Canada
3 min

Gay men need to face self-hate head on

Have a little pride and make positive choices

GET UP AND DO SOMETHING! "I hated myself because I believed what society said: that gays were worthless and a good life wasn't possible for me," says Michael DeCorte. With a little pride in himself, he turned things around. Credit: Mario Alberto Magallanes Trejo photo

Why are gay men sometimes so horrible, mean and stupid, to me, to everyone and to each other? It seems as though too many of us hate ourselves, really hate ourselves.

Despite all our progress, our gay marriage and Pride parades, too many of us still take self-destructive and foolish risks, too many act as if we think we are worthless pieces of shit.

One night, for example, I picked up a younger, sexy guy just as I was leaving a bar. In the cab, in the elevator and in my living room all he could talk about was getting some crack.

“Man,” he said, “crack makes me so horny all I want to do is get gang-banged by big cocks.”

I told him he was pretty much out of luck on all fronts. I don’t have a big cock or a gang, and I didn’t have any crack.

“I can’t have sex without crack and I want it so bad,” he said. “Can’t you please, please get some?”

The guy was practically having a breakdown. He was so desperate and pathetic I couldn’t help but feel sorry for him but there was nothing I could or would do. I gave him money for a cab and sent him on his way.

Peter Bochove, activist and coowner of Toronto bathhouse Spa Excess, says the root of the problem of poor self-worth is the messages young people get, particularly those who grow up in small towns.

“The big cities may be better but those small towns can be pretty awful for gay kids and it does a lot of damage to them when they are most vulnerable,” he says. “The result is poor self-esteem that manifests itself in all sorts of unpleasant ways ranging from risky to outright suicidal behaviour. Some people take risks because they don’t care about themselves while others do things certain to ruin their lives because they loathe themselves.”

Bochove says he understands why gay men who are in pain abuse substances but that he doesn’t put up with it in his bathhouse.

“We may have compassion but what we don’t have is patience,” he says. “If we catch you doing drugs in our bathhouse we’ll throw your ass out on the street.”

Maybe social acceptance is key in the development of self-worth for gay men. But if that were true shouldn’t gay marriage have acted as a panacea?

“From my point of view gay marriage has actually made things worse in the short run,” says Bochove. “In all my years in the community I have never seen such a terrible outpouring of hatred against us as we saw during the gay marriage debate. This has to have had an effect on people.”

It is, of course, possible for self-loathing gay men to make self-affirming and positive choices.

Michael De Corte, for example, says he nearly self-destructed before he managed to turn his life around. He grew up in conservative northern Ontario. He was in high school when he came out to his parents.

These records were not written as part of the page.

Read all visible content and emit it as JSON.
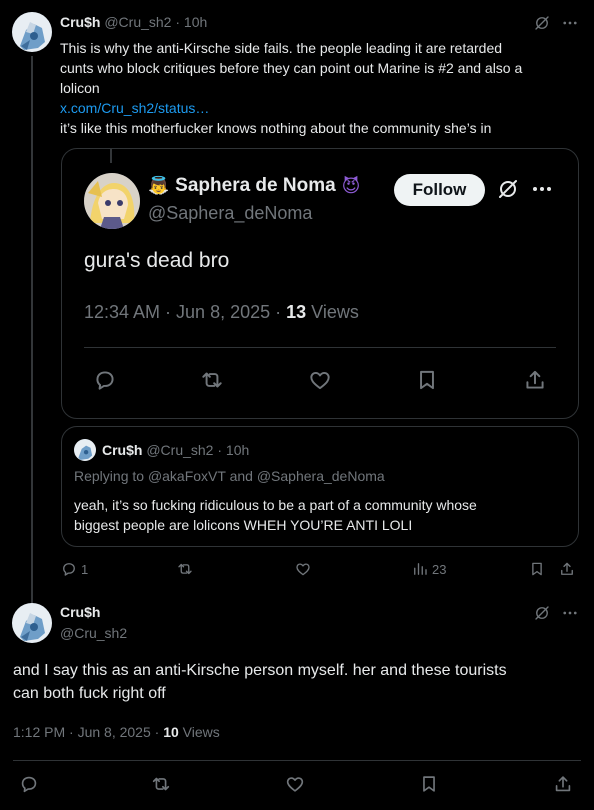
{
  "tweet1": {
    "author_name": "Cru$h",
    "handle": "@Cru_sh2",
    "time": "· 10h",
    "text_line1": "This is why the anti-Kirsche side fails. the people leading it are retarded",
    "text_line2": "cunts who block critiques before they can point out Marine is #2 and also a",
    "text_line3": "lolicon",
    "link_text": "x.com/Cru_sh2/status…",
    "text_line4": "it’s like this motherfucker knows nothing about the community she’s in",
    "reply_count": "1",
    "views_count": "23"
  },
  "embedded": {
    "name": "Saphera de Noma",
    "name_emoji_left": "👼",
    "name_emoji_right": "😈",
    "handle": "@Saphera_deNoma",
    "follow_label": "Follow",
    "text": "gura's dead bro",
    "timestamp": "12:34 AM · Jun 8, 2025 · ",
    "views_num": "13",
    "views_label": " Views"
  },
  "quote": {
    "author_name": "Cru$h",
    "handle": "@Cru_sh2",
    "time": "· 10h",
    "replying_prefix": "Replying to ",
    "replying_to": "@akaFoxVT and @Saphera_deNoma",
    "text_line1": "yeah, it’s so fucking ridiculous to be a part of a community whose",
    "text_line2": "biggest people are lolicons WHEH YOU’RE ANTI LOLI"
  },
  "tweet2": {
    "author_name": "Cru$h",
    "handle": "@Cru_sh2",
    "text_line1": "and I say this as an anti-Kirsche person myself. her and these tourists",
    "text_line2": "can both fuck right off",
    "timestamp": "1:12 PM · Jun 8, 2025 · ",
    "views_num": "10",
    "views_label": " Views"
  },
  "colors": {
    "background": "#000000",
    "text": "#e7e9ea",
    "muted": "#71767b",
    "link": "#1d9bf0",
    "border": "#2f3336",
    "emoji_purple": "#8d5bd4"
  }
}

His worst fears were realized.

“My mother’s reaction after I told her I was gay was to tell me that she was afraid friends and family would stop visiting her because they would be scared to use the same toilet seats as me,” he says. “It was particularly devastating to me because I always thought of myself as a mama’s boy and here our relationship was being destroyed. It really hurt.”

De Corte says his self-esteem plummeted as his family and society taught him that gays are bad people.

“What made matters worse was that I lived in constant fear of having the shit kicked out of me at school for being gay,” he says. “It was hell.”

When he eventually landed in Toronto he brought his small-town ghosts and insecurities along with him.

“I turned to every addiction imaginable for comfort: cocaine, crack, pot, alcohol, cigarettes, food, you name it, I abused it,” he says.

He says he became a popular figure on the Toronto gay club circuit.

“I thought I was glamorous because I did drugs and partied all the time,” he says. “Everything I did said, ‘Look at me, I’m so cool.’ But what I was really highlighting for everyone to see was what a fucked-up mess I was.”

De Corte says he finally crashed one night after a crack binge in which he found himself on his hands and knees in the street begging a police officer to tell him how he got there.

“That was my physical rock-bottom,” he says. “I realized then that I thought of myself as a living piece of shit and I hated myself. I hated myself because I believed what society said: that gays were worthless and a good life wasn’t possible for me.”

De Corte says that’s when he made the choice to turn things around.

He quit drugs, booze and smoking. He lost some of the 250 pounds he’d packed onto his 5-foot 7-inch frame and he got healthy. Today, at 33, he is a certified fitness instructor and yoga teacher.

A little pride did the trick.

“Not only do I like myself now,” he says. “I’m fucking awesome. I’m a great guy and I’m hot to boot.”